Fig. 1 Calibrachoa enjoys the shade under an umbrella.
It's that time of the year again when my family takes a summer trip. This time we are in Taipei, Taiwan (Fig. 4). As we tour this place and experience the conditions that prevail, I think of my garden back home.
For my plants (Fig. 1) to grow they have to be consistently watered as the environment is dry. Their counterparts in Taiwan (as in any tropical area), however, can remain alive in almost dry soil much longer - as an effect of the high atmospheric humidity. Being a gardener in California, a semi-arid area, I envy the growing conditions of the tropics.
Fig. 2 A garter snake takes a dip in the fountain to cool down.
In the tropics, plants and animals maintain their lives throughout the year in a relatively consistent fashion. At home, my plants undergo a period of slow to no growth in the winter and a period of rapid and prolonged growth in the summer. Even some animals that hibernate during winters become incredibly active (Fig. 2) during the warmer periods of the year.
Fig. 3 A place to sit in the cool of the day.
When I look at the city of Taipei (Fig. 4) there seem to be a very limited place for gardens.

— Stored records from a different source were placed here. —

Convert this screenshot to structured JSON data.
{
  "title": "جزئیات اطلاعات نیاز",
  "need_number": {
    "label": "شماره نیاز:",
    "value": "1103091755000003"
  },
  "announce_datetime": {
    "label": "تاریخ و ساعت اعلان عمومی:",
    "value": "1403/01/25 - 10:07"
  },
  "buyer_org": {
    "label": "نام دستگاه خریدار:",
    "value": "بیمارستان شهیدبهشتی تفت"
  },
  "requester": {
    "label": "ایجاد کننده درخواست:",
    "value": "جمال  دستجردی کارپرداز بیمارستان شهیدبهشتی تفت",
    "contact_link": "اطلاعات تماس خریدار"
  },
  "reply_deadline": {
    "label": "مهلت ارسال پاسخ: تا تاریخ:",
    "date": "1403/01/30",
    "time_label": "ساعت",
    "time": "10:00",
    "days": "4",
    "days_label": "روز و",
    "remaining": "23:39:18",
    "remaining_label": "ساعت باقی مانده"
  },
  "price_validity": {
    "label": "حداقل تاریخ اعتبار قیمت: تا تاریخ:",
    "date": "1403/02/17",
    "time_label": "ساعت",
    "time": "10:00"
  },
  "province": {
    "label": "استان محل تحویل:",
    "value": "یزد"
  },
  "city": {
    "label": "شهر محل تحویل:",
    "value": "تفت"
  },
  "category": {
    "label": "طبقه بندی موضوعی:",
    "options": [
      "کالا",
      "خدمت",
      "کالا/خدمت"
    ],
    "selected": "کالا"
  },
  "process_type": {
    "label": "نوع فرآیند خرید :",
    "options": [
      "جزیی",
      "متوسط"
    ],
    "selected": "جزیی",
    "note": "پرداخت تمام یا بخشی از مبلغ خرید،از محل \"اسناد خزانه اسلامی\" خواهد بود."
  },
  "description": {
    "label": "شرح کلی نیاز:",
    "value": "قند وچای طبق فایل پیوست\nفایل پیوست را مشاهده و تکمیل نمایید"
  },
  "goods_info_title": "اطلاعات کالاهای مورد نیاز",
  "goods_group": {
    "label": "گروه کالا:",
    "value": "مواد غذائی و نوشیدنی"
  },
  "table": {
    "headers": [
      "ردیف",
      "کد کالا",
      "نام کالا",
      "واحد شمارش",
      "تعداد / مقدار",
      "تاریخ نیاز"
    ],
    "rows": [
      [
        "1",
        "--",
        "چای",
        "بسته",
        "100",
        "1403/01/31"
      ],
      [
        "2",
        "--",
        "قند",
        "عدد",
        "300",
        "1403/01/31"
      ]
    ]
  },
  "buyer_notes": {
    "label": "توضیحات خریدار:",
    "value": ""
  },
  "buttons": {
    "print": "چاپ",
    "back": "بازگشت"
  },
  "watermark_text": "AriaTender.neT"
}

The place is covered with tall buildings. Private gardens, if they exist, are kept privately on rooftops or on balconies of apartments. For example - from my hotel room, I can see a beautiful but very small private garden with a pond that has large koi fishes. Vines climb all over the interior walls surrounding the garden while elephant ears grow from large clay pots. But if you are just walking on the streets, the gardens seem not to exist.
Fig. 4 Taipei as seen from the Taipei 101 building.
Tomorrow, we will travel outside of Taipei and visit the headquarters of the World Vegetable Center, formerly Asian Vegetable Research and Development Center (AVRDC) in Sanshua, Taiwan. There we will see more of the agricultural instead of the technological-center Taiwan.
I'm looking forward to visiting AVRDC and hoping to bring back new ideas in vegetable gardening.